Study material:
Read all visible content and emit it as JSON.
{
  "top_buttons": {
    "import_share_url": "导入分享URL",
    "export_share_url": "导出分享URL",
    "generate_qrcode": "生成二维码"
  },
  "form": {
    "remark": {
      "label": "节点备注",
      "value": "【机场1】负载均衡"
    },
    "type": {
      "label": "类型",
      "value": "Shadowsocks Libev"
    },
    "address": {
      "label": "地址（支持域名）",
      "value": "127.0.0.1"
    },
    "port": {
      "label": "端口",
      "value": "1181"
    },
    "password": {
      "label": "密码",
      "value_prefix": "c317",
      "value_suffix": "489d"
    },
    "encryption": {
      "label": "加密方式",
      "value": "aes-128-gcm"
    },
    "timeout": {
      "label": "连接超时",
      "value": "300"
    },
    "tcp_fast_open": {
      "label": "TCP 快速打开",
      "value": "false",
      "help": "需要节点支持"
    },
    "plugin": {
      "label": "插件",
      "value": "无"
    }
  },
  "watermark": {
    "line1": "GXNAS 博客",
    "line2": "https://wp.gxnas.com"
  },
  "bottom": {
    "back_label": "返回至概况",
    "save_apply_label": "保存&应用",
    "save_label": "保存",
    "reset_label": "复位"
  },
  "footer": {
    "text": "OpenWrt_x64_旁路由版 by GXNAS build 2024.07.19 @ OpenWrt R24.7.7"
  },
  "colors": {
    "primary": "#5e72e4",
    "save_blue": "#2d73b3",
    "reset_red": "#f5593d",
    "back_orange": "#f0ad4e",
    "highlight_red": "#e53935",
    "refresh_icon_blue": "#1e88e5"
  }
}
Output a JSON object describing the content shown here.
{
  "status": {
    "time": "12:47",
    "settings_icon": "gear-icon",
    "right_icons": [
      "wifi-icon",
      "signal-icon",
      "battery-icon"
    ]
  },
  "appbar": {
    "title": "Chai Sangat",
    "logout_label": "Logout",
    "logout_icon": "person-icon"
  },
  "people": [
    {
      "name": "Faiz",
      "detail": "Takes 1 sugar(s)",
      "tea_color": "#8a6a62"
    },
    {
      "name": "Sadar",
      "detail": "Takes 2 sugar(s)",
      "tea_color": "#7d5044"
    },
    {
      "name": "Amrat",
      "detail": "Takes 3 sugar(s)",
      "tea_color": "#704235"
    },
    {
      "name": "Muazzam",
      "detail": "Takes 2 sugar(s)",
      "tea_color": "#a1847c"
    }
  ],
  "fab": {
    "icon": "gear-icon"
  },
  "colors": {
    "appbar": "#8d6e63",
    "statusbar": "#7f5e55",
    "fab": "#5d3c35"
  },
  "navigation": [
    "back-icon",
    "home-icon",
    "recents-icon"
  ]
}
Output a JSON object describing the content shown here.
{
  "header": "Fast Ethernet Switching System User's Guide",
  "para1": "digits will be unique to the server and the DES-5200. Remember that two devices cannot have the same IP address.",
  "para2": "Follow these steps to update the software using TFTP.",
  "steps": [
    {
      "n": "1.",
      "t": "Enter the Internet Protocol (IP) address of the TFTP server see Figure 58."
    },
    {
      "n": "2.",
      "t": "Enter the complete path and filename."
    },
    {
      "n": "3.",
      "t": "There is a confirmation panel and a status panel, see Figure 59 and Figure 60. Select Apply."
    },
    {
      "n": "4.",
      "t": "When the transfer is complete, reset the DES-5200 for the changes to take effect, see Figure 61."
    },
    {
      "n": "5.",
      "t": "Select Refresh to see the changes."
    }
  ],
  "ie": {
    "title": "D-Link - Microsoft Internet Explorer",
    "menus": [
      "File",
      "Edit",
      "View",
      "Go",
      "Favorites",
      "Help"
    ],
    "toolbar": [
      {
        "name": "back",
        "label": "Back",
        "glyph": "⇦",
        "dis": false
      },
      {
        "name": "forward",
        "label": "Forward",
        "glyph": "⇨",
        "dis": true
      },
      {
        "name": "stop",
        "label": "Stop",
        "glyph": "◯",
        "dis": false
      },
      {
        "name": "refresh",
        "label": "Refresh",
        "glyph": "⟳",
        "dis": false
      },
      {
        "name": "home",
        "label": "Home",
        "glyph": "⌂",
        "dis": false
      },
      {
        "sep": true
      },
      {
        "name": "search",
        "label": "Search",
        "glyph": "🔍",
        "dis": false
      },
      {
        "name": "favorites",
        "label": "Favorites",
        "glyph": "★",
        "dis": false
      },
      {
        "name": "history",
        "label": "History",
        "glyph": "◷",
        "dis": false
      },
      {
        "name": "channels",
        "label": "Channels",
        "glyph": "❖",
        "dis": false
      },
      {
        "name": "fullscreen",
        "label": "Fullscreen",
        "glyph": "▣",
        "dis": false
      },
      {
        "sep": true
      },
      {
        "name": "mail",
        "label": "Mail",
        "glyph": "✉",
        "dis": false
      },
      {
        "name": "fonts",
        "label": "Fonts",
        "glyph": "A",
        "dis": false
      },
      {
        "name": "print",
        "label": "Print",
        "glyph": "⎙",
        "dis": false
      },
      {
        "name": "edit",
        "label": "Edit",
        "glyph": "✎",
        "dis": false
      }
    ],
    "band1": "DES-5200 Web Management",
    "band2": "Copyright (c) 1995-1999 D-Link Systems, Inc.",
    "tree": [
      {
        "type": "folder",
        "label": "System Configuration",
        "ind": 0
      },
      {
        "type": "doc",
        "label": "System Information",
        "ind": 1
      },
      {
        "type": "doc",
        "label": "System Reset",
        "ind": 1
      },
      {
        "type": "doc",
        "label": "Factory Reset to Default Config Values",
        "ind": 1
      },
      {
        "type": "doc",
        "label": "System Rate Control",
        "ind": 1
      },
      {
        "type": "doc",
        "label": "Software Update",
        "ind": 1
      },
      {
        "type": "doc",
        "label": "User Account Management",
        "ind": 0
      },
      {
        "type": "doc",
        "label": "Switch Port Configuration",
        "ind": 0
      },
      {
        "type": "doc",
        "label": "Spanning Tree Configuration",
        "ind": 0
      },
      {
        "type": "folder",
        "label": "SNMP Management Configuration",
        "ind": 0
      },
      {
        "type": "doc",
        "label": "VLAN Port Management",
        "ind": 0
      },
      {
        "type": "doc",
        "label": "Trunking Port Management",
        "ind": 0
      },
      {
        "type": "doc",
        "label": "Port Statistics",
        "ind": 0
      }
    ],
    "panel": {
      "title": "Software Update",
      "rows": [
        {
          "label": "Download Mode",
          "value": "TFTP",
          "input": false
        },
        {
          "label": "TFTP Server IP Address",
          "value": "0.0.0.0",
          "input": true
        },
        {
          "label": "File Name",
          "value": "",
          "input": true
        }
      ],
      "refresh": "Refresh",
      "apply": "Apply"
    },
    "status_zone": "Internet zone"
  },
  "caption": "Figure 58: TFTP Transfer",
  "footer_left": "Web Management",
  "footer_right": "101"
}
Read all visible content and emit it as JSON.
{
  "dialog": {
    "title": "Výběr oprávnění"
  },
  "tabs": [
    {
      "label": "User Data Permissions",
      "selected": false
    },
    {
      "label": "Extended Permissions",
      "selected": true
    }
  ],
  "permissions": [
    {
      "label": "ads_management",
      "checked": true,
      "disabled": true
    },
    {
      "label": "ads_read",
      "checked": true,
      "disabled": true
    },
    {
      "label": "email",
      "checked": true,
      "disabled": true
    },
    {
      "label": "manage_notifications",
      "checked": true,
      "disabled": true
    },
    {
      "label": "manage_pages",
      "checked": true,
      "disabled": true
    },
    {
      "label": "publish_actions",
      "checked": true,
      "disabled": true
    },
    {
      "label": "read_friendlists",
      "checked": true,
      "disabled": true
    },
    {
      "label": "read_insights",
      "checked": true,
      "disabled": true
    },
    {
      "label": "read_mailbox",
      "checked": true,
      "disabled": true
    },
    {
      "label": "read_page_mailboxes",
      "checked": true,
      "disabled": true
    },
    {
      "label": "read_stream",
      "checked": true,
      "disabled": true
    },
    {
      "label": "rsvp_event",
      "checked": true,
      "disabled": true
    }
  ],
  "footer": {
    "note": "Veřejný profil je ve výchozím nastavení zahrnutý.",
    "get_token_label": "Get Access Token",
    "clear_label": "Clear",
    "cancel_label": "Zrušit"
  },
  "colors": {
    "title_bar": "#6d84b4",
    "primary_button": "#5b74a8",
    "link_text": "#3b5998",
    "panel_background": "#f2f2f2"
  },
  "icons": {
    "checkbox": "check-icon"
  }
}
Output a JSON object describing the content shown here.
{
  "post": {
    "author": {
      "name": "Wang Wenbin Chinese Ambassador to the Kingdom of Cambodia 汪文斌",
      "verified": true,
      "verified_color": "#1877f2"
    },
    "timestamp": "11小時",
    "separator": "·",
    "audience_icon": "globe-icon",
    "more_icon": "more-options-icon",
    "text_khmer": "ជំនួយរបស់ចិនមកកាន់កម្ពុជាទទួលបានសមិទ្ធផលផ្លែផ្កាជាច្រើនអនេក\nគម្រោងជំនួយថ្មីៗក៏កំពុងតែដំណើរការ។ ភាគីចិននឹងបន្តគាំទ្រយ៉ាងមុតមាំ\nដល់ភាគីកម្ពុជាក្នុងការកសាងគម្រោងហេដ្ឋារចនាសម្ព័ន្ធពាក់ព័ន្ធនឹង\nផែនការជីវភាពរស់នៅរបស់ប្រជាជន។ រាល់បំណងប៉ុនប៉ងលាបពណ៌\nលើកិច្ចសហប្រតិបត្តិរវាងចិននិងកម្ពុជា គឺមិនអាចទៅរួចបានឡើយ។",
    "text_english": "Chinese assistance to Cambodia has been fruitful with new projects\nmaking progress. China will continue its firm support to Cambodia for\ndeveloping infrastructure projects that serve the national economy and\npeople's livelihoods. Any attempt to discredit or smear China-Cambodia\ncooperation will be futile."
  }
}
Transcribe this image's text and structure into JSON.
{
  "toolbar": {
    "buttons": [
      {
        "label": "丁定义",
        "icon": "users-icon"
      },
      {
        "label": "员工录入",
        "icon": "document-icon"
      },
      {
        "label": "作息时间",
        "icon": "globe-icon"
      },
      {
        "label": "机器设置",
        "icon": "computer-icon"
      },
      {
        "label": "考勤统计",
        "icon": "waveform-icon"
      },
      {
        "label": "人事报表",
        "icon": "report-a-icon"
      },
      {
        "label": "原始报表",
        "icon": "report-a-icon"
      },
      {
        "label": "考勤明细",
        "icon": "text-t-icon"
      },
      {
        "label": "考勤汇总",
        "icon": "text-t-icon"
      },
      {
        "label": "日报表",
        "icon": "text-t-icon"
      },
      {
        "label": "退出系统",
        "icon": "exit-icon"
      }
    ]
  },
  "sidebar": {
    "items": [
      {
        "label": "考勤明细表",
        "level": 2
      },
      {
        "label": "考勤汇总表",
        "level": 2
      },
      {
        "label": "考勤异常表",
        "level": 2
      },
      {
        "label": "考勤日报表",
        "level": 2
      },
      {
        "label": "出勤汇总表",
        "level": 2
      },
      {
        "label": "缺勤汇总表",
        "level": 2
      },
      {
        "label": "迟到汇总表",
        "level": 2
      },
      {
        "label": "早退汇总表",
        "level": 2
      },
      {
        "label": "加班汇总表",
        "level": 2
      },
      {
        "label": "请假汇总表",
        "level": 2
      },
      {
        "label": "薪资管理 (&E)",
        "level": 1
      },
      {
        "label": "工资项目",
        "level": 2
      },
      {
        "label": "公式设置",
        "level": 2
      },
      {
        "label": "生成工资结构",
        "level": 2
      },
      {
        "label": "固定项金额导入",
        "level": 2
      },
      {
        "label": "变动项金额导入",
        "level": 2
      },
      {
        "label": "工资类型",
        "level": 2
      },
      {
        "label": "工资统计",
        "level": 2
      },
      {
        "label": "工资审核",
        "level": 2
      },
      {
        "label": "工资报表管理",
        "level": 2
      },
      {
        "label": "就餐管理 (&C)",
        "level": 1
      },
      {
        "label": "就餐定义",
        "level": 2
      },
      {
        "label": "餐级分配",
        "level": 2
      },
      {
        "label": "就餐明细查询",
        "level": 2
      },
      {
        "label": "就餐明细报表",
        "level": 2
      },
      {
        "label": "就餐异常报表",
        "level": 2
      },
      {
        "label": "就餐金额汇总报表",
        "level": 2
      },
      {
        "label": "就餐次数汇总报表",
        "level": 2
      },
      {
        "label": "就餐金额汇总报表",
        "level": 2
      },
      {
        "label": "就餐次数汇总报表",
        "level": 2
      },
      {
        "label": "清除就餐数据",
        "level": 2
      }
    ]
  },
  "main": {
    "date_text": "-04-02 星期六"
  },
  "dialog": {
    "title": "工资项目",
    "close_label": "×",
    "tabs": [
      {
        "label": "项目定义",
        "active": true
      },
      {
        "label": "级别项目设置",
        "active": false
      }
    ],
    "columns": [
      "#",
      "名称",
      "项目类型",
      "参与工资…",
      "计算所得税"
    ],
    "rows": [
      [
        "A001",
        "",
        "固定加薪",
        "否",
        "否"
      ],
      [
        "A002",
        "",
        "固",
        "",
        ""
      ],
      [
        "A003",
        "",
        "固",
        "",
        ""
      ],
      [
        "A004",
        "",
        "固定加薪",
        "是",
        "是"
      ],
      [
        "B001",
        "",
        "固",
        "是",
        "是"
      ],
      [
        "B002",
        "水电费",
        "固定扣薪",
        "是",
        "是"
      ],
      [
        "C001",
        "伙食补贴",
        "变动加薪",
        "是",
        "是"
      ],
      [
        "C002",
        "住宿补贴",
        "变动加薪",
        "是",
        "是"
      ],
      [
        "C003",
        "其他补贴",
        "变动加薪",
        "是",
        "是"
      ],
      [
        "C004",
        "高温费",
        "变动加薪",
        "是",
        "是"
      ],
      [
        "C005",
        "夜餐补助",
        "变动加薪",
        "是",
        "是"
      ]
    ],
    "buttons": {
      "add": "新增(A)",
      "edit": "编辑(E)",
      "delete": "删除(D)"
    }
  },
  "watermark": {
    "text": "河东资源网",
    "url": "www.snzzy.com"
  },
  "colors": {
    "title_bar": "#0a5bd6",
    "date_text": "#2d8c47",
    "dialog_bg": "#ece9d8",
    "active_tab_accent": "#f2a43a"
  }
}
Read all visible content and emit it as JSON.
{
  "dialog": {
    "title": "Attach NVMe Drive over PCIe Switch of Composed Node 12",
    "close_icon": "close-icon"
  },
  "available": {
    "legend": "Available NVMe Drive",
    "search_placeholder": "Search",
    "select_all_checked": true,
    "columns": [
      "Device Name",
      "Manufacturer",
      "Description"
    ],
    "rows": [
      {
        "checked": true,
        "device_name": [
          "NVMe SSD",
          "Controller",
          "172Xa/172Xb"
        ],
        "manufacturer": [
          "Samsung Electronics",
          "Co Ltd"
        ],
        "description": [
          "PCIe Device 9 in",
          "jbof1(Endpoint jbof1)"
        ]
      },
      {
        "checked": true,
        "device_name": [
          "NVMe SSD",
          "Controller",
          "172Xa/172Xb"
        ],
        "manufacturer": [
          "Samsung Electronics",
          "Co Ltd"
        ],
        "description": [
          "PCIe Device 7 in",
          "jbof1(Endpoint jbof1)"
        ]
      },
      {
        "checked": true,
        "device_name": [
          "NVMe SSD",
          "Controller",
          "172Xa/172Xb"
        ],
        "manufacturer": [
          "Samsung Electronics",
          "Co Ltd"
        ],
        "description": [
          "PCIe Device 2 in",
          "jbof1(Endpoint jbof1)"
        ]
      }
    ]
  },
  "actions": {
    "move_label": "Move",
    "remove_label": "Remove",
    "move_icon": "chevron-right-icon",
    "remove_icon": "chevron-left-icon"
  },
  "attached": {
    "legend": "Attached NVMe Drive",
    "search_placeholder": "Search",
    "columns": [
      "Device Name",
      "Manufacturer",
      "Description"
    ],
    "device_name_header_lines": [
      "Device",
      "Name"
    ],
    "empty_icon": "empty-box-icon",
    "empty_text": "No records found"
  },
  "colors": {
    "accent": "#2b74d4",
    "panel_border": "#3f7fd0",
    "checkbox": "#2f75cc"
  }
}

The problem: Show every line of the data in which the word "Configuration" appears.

Answer to this task:
        "label": "System Configuration",
        "label": "Switch Port Configuration",
        "label": "Spanning Tree Configuration",
        "label": "SNMP Management Configuration",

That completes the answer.